While vaccine hesitancy is prevalent among all demographics, data shows that the phenomenon is more pronounced in a few specific groups. In particular, some minority populations, young people, and those with more conservative political beliefs appear more hesitant about receiving the vaccine than other groups (10). Much of the vaccine hesitancy seen in minority communities, especially Black Americans, stems from our country’s legacy of medical racism. Past injustices like the Tuskegee Syphilis Experiment and the Henrietta Lacks Case still weigh heavily in the minds of several Black Americans (11). These events, and the persistence of medical racism in the field today, have led to a systemic distrust of the medical system at-large. Any effort to mitigate vaccine hesitancy among minority populations must contend with this legacy.
Now having noted the historical and social forces that lead to vaccine hesitancy, what can be done to combat it? As a multi-faceted problem, addressing vaccine hesitancy requires a multi-faceted approach, with action at the individual, community, and national level. On an individual level, a technique termed “motivational interviewing” could be of great use. Instead of talking down to the individual, you meet them where they're at, and try to show how their motivation matches your desired goal (12). This conversational technique centers the individual with doubt or skepticism and works by matching their motivation with the goal of vaccinating them. At the community and national level, targeted messaging campaigns on various platforms and technology will be useful as well. Such messaging should be community-specific. For instance, older citizens might benefit from more community-based messaging from non-Internet sources, while a younger demographic may be best reached through social media messaging. These campaigns should try to explain in understandable terms how the vaccine operates and dispel common myths regarding them. In order to address vaccine hesitancy long-term in minority populations, both past and present medical racism must be acknowledged, and, when possible, amended. When possible, health care officials should partner with local community leaders/organizations to put out their messages, as such people know the best means of reaching people.
The Covid-19 pandemic has made many large, lasting changes to our way of life. While vaccines will not usher in a return to ‘normalcy,’ they have the capacity to make our lives safer and our world more open again. Combatting vaccine hesitancy will be a crucial part of getting to this stage. Whether this occurs through a conversation or a tweet, we can all play a role in this campaign.
- https://www.nytimes.com/interactive/2020/science/coronavirus-vaccine-tracker.html https://covid.cdc.gov/covid-data-tracker/#datatracker-home

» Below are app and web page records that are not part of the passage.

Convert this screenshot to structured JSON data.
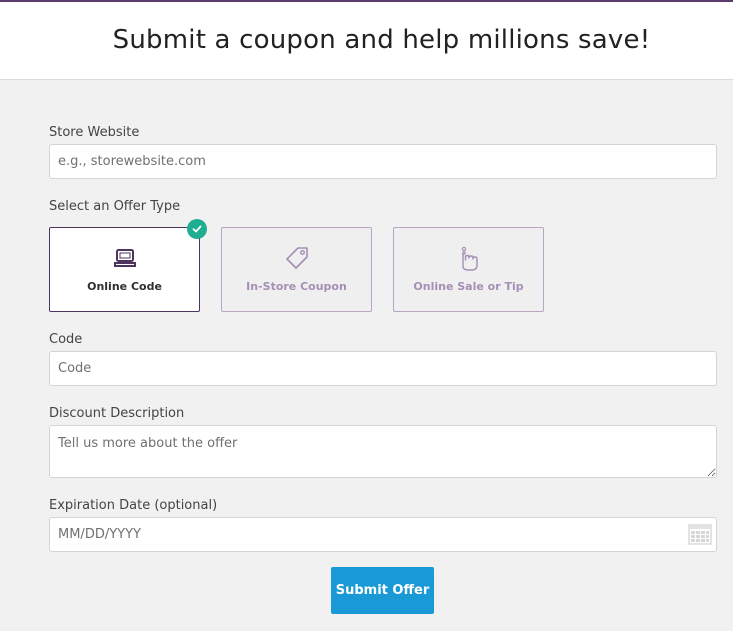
{
  "header": {
    "title": "Submit a coupon and help millions save!"
  },
  "store_website": {
    "label": "Store Website",
    "placeholder": "e.g., storewebsite.com"
  },
  "offer_type": {
    "label": "Select an Offer Type",
    "options": [
      {
        "label": "Online Code",
        "icon": "laptop-icon",
        "selected": true
      },
      {
        "label": "In-Store Coupon",
        "icon": "tag-icon",
        "selected": false
      },
      {
        "label": "Online Sale or Tip",
        "icon": "hand-pointer-icon",
        "selected": false
      }
    ]
  },
  "code": {
    "label": "Code",
    "placeholder": "Code"
  },
  "discount": {
    "label": "Discount Description",
    "placeholder": "Tell us more about the offer"
  },
  "expiration": {
    "label": "Expiration Date (optional)",
    "placeholder": "MM/DD/YYYY",
    "icon": "calendar-icon"
  },
  "submit": {
    "label": "Submit Offer"
  },
  "colors": {
    "accent": "#5b3a6e",
    "button": "#1999d6",
    "check": "#1fae91"
  }
}
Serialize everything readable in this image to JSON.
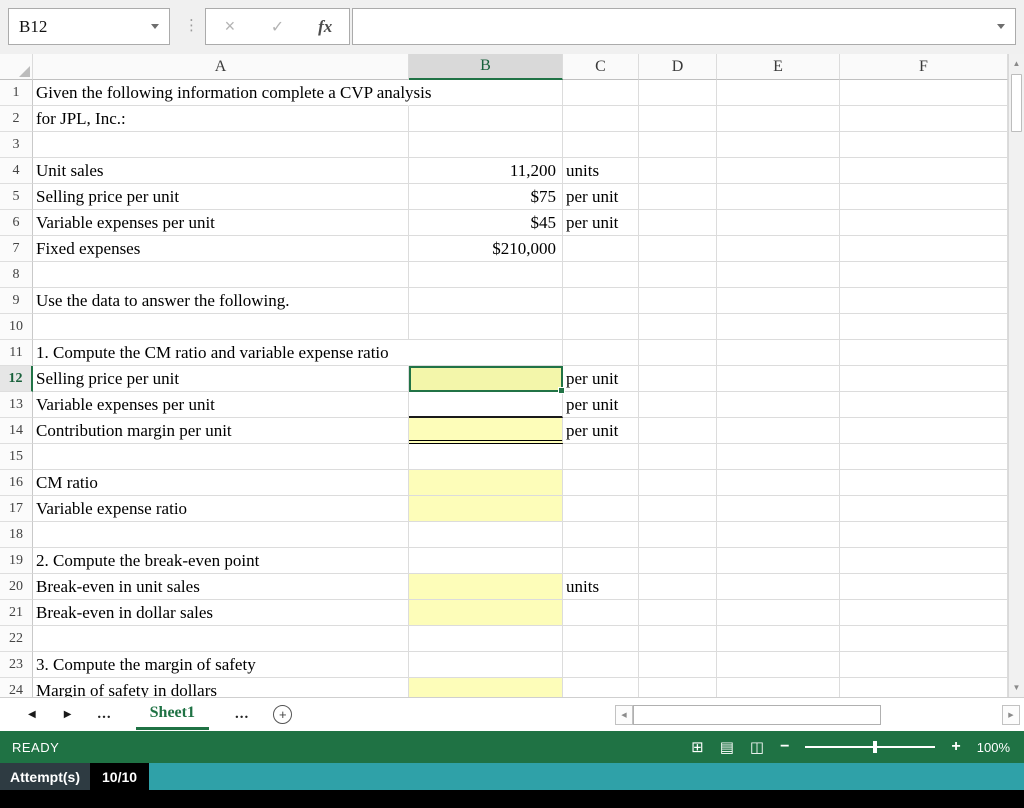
{
  "formula_bar": {
    "name_box_value": "B12",
    "formula_value": "",
    "cancel_icon": "×",
    "enter_icon": "✓",
    "fx_label": "fx"
  },
  "icons": {
    "vertical_dots": "⋮",
    "prev_sheet": "◀",
    "next_sheet": "▶",
    "add_sheet": "+",
    "scroll_up": "▲",
    "scroll_down": "▼",
    "scroll_left": "◀",
    "scroll_right": "▶",
    "view_normal": "⊞",
    "view_layout": "▤",
    "view_break": "◫",
    "zoom_out": "−",
    "zoom_in": "+"
  },
  "sheet": {
    "columns": [
      "A",
      "B",
      "C",
      "D",
      "E",
      "F"
    ],
    "selected_column": "B",
    "selected_row": 12,
    "active_cell": "B12",
    "rows": [
      {
        "n": 1,
        "a": "Given the following information complete a CVP analysis",
        "overflow": true
      },
      {
        "n": 2,
        "a": "for JPL, Inc.:"
      },
      {
        "n": 3
      },
      {
        "n": 4,
        "a": "Unit sales",
        "b": "11,200",
        "c": "units"
      },
      {
        "n": 5,
        "a": "Selling price per unit",
        "b": "$75",
        "c": "per unit"
      },
      {
        "n": 6,
        "a": "Variable expenses per unit",
        "b": "$45",
        "c": "per unit"
      },
      {
        "n": 7,
        "a": "Fixed expenses",
        "b": "$210,000"
      },
      {
        "n": 8
      },
      {
        "n": 9,
        "a": "Use the data to answer the following."
      },
      {
        "n": 10
      },
      {
        "n": 11,
        "a": "1. Compute the CM ratio and variable expense ratio",
        "overflow": true
      },
      {
        "n": 12,
        "a": "Selling price per unit",
        "c": "per unit",
        "b_style": "active"
      },
      {
        "n": 13,
        "a": "Variable expenses per unit",
        "c": "per unit",
        "b_style": "underline"
      },
      {
        "n": 14,
        "a": "Contribution margin per unit",
        "c": "per unit",
        "b_style": "input dbl"
      },
      {
        "n": 15
      },
      {
        "n": 16,
        "a": "CM ratio",
        "b_style": "input"
      },
      {
        "n": 17,
        "a": "Variable expense ratio",
        "b_style": "input"
      },
      {
        "n": 18
      },
      {
        "n": 19,
        "a": "2. Compute the break-even point"
      },
      {
        "n": 20,
        "a": "Break-even in unit sales",
        "c": "units",
        "b_style": "input"
      },
      {
        "n": 21,
        "a": "Break-even in dollar sales",
        "b_style": "input"
      },
      {
        "n": 22
      },
      {
        "n": 23,
        "a": "3. Compute the margin of safety"
      },
      {
        "n": 24,
        "a": "Margin of safety in dollars",
        "b_style": "input"
      }
    ]
  },
  "sheet_bar": {
    "ellipsis_left": "...",
    "active_tab": "Sheet1",
    "ellipsis_right": "..."
  },
  "status_bar": {
    "mode": "READY",
    "zoom_level": "100%"
  },
  "attempt_bar": {
    "label": "Attempt(s)",
    "value": "10/10"
  }
}
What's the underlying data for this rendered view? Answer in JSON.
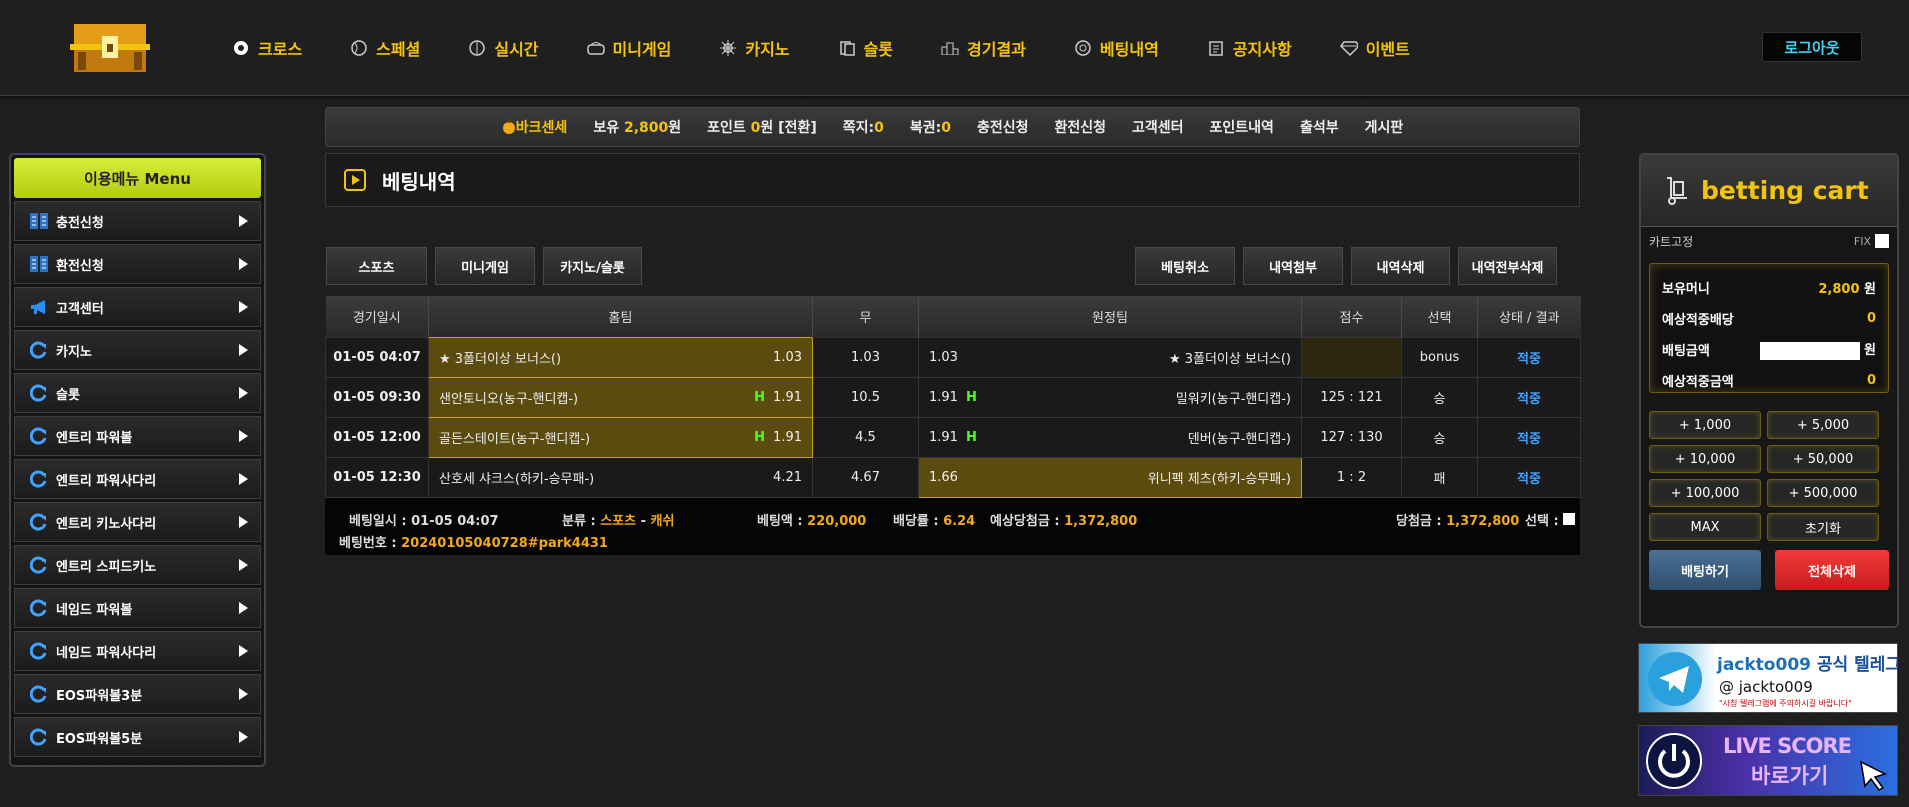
{
  "nav": [
    {
      "label": "크로스",
      "icon": "soccer-ball-icon"
    },
    {
      "label": "스페셜",
      "icon": "baseball-icon"
    },
    {
      "label": "실시간",
      "icon": "volleyball-icon"
    },
    {
      "label": "미니게임",
      "icon": "arcade-icon"
    },
    {
      "label": "카지노",
      "icon": "ship-wheel-icon"
    },
    {
      "label": "슬롯",
      "icon": "cards-icon"
    },
    {
      "label": "경기결과",
      "icon": "podium-icon"
    },
    {
      "label": "베팅내역",
      "icon": "target-icon"
    },
    {
      "label": "공지사항",
      "icon": "notice-icon"
    },
    {
      "label": "이벤트",
      "icon": "diamond-icon"
    }
  ],
  "logout": "로그아웃",
  "infobar": {
    "username": "바크센세",
    "balance_label": "보유",
    "balance_value": "2,800",
    "balance_unit": "원",
    "point_label": "포인트",
    "point_value": "0",
    "point_unit": "원 [전환]",
    "msg_label": "쪽지:",
    "msg_value": "0",
    "coupon_label": "복권:",
    "coupon_value": "0",
    "links": [
      "충전신청",
      "환전신청",
      "고객센터",
      "포인트내역",
      "출석부",
      "게시판"
    ]
  },
  "sidemenu": {
    "title": "이용메뉴   Menu",
    "items": [
      {
        "label": "충전신청",
        "icon": "deposit-icon"
      },
      {
        "label": "환전신청",
        "icon": "withdraw-icon"
      },
      {
        "label": "고객센터",
        "icon": "megaphone-icon"
      },
      {
        "label": "카지노",
        "icon": "refresh-icon"
      },
      {
        "label": "슬롯",
        "icon": "refresh-icon"
      },
      {
        "label": "엔트리 파워볼",
        "icon": "refresh-icon"
      },
      {
        "label": "엔트리 파워사다리",
        "icon": "refresh-icon"
      },
      {
        "label": "엔트리 키노사다리",
        "icon": "refresh-icon"
      },
      {
        "label": "엔트리 스피드키노",
        "icon": "refresh-icon"
      },
      {
        "label": "네임드 파워볼",
        "icon": "refresh-icon"
      },
      {
        "label": "네임드 파워사다리",
        "icon": "refresh-icon"
      },
      {
        "label": "EOS파워볼3분",
        "icon": "refresh-icon"
      },
      {
        "label": "EOS파워볼5분",
        "icon": "refresh-icon"
      }
    ]
  },
  "page_title": "베팅내역",
  "tabs_left": [
    "스포츠",
    "미니게임",
    "카지노/슬롯"
  ],
  "tabs_right": [
    "베팅취소",
    "내역첨부",
    "내역삭제",
    "내역전부삭제"
  ],
  "table": {
    "headers": [
      "경기일시",
      "홈팀",
      "무",
      "원정팀",
      "점수",
      "선택",
      "상태 / 결과"
    ],
    "rows": [
      {
        "date": "01-05 04:07",
        "home": "★ 3폴더이상 보너스()",
        "home_h": false,
        "home_odds": "1.03",
        "draw": "1.03",
        "away_odds": "1.03",
        "away_h": false,
        "away": "★ 3폴더이상 보너스()",
        "score": "",
        "pick": "bonus",
        "status": "적중",
        "selected": "home"
      },
      {
        "date": "01-05 09:30",
        "home": "샌안토니오(농구-핸디캡-)",
        "home_h": true,
        "home_odds": "1.91",
        "draw": "10.5",
        "away_odds": "1.91",
        "away_h": true,
        "away": "밀워키(농구-핸디캡-)",
        "score": "125 : 121",
        "pick": "승",
        "status": "적중",
        "selected": "home"
      },
      {
        "date": "01-05 12:00",
        "home": "골든스테이트(농구-핸디캡-)",
        "home_h": true,
        "home_odds": "1.91",
        "draw": "4.5",
        "away_odds": "1.91",
        "away_h": true,
        "away": "덴버(농구-핸디캡-)",
        "score": "127 : 130",
        "pick": "승",
        "status": "적중",
        "selected": "home"
      },
      {
        "date": "01-05 12:30",
        "home": "산호세 샤크스(하키-승무패-)",
        "home_h": false,
        "home_odds": "4.21",
        "draw": "4.67",
        "away_odds": "1.66",
        "away_h": false,
        "away": "위니펙 제츠(하키-승무패-)",
        "score": "1 : 2",
        "pick": "패",
        "status": "적중",
        "selected": "away"
      }
    ]
  },
  "summary": {
    "bet_time_label": "베팅일시 :",
    "bet_time": "01-05 04:07",
    "category_label": "분류 :",
    "category_a": "스포츠",
    "category_sep": "-",
    "category_b": "캐쉬",
    "amount_label": "베팅액 :",
    "amount": "220,000",
    "rate_label": "배당률 :",
    "rate": "6.24",
    "expected_label": "예상당첨금 :",
    "expected": "1,372,800",
    "win_label": "당첨금 :",
    "win": "1,372,800",
    "select_label": "선택 :",
    "bet_no_label": "베팅번호 :",
    "bet_no": "20240105040728#park4431"
  },
  "cart": {
    "title": "betting cart",
    "fix_label": "카트고정",
    "fix_text": "FIX",
    "money_label": "보유머니",
    "money_value": "2,800",
    "money_unit": "원",
    "exp_rate_label": "예상적중배당",
    "exp_rate": "0",
    "bet_amount_label": "배팅금액",
    "bet_amount_unit": "원",
    "exp_win_label": "예상적중금액",
    "exp_win": "0",
    "chips": [
      "+ 1,000",
      "+ 5,000",
      "+ 10,000",
      "+ 50,000",
      "+ 100,000",
      "+ 500,000",
      "MAX",
      "초기화"
    ],
    "bet_button": "배팅하기",
    "clear_button": "전체삭제"
  },
  "banner_tg": {
    "line1a": "jackto009",
    "line1b": "공식 텔레그램",
    "handle": "@ jackto009",
    "note": "\"사칭 텔레그램에 주의하시길 바랍니다\""
  },
  "banner_live": {
    "line1": "LIVE SCORE",
    "line2": "바로가기"
  },
  "colors": {
    "accent": "#f3c30d",
    "status": "#3fa3ff",
    "h_mark": "#4dff2a"
  }
}
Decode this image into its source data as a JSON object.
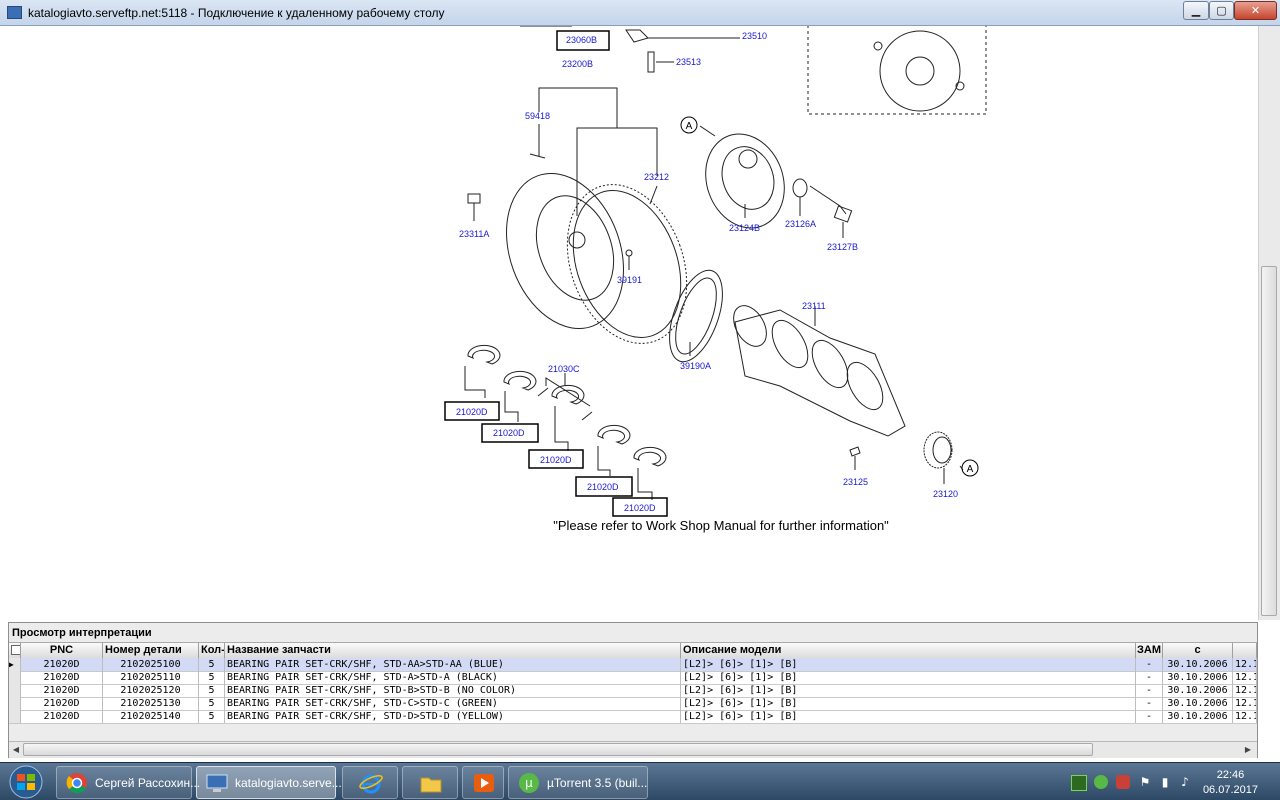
{
  "window": {
    "title": "katalogiavto.serveftp.net:5118 - Подключение к удаленному рабочему столу",
    "minimize": "▁",
    "maximize": "▢",
    "close": "✕"
  },
  "diagram": {
    "note": "\"Please refer to Work Shop Manual for further information\"",
    "labels": [
      "23060B",
      "23510",
      "23513",
      "23200B",
      "59418",
      "23212",
      "23311A",
      "39191",
      "23124B",
      "23126A",
      "23127B",
      "23111",
      "39190A",
      "21030C",
      "21020D",
      "21020D",
      "21020D",
      "21020D",
      "21020D",
      "23125",
      "23120",
      "A",
      "A"
    ]
  },
  "panel": {
    "title": "Просмотр интерпретации",
    "columns": [
      "PNC",
      "Номер детали",
      "Кол-",
      "Название запчасти",
      "Описание модели",
      "ЗАМ",
      "c"
    ],
    "rows": [
      {
        "pnc": "21020D",
        "part": "2102025100",
        "qty": "5",
        "name": "BEARING PAIR SET-CRK/SHF, STD-AA>STD-AA (BLUE)",
        "model": "[L2]> [6]> [1]> [B]",
        "zam": "-",
        "from": "30.10.2006",
        "to": "12.1"
      },
      {
        "pnc": "21020D",
        "part": "2102025110",
        "qty": "5",
        "name": "BEARING PAIR SET-CRK/SHF, STD-A>STD-A (BLACK)",
        "model": "[L2]> [6]> [1]> [B]",
        "zam": "-",
        "from": "30.10.2006",
        "to": "12.1"
      },
      {
        "pnc": "21020D",
        "part": "2102025120",
        "qty": "5",
        "name": "BEARING PAIR SET-CRK/SHF, STD-B>STD-B (NO COLOR)",
        "model": "[L2]> [6]> [1]> [B]",
        "zam": "-",
        "from": "30.10.2006",
        "to": "12.1"
      },
      {
        "pnc": "21020D",
        "part": "2102025130",
        "qty": "5",
        "name": "BEARING PAIR SET-CRK/SHF, STD-C>STD-C (GREEN)",
        "model": "[L2]> [6]> [1]> [B]",
        "zam": "-",
        "from": "30.10.2006",
        "to": "12.1"
      },
      {
        "pnc": "21020D",
        "part": "2102025140",
        "qty": "5",
        "name": "BEARING PAIR SET-CRK/SHF, STD-D>STD-D (YELLOW)",
        "model": "[L2]> [6]> [1]> [B]",
        "zam": "-",
        "from": "30.10.2006",
        "to": "12.1"
      }
    ]
  },
  "taskbar": {
    "items": [
      {
        "label": "Сергей Рассохин...",
        "icon": "chrome-icon"
      },
      {
        "label": "katalogiavto.serve...",
        "icon": "remote-desktop-icon"
      },
      {
        "label": "",
        "icon": "internet-explorer-icon"
      },
      {
        "label": "",
        "icon": "folder-icon"
      },
      {
        "label": "",
        "icon": "media-player-icon"
      },
      {
        "label": "µTorrent 3.5  (buil...",
        "icon": "utorrent-icon"
      }
    ],
    "time": "22:46",
    "date": "06.07.2017"
  },
  "colors": {
    "link": "#1a1ad0",
    "selected_row": "#d3daf5",
    "taskbar": "#2c4763"
  }
}
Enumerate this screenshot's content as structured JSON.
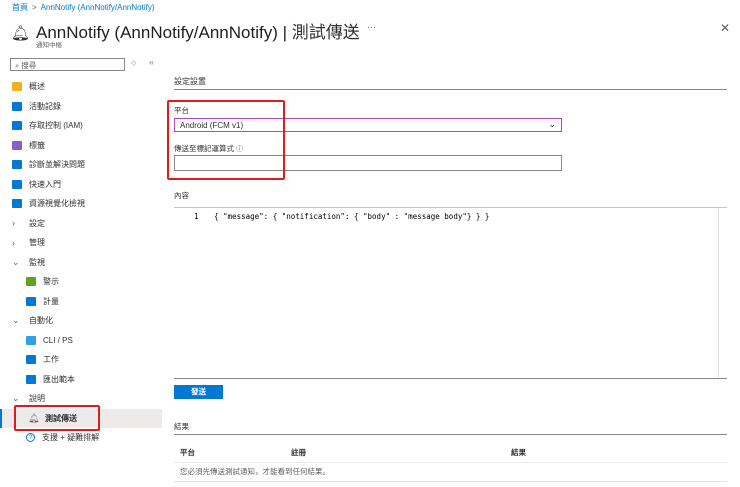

- https://www.npr.org/sections/health-shots/2021/01/28/960901166/how-is-the-covid-19-vaccination-campaign-going-in-your-state https://www.beckershospitalreview.com/public-health/states-ranked-by-percentage-of-covid-19-vaccines-administered.html https://apnews.com/article/vaccine-biden-600-million-doses-july-b7845a7d0f709199265d9243598b629e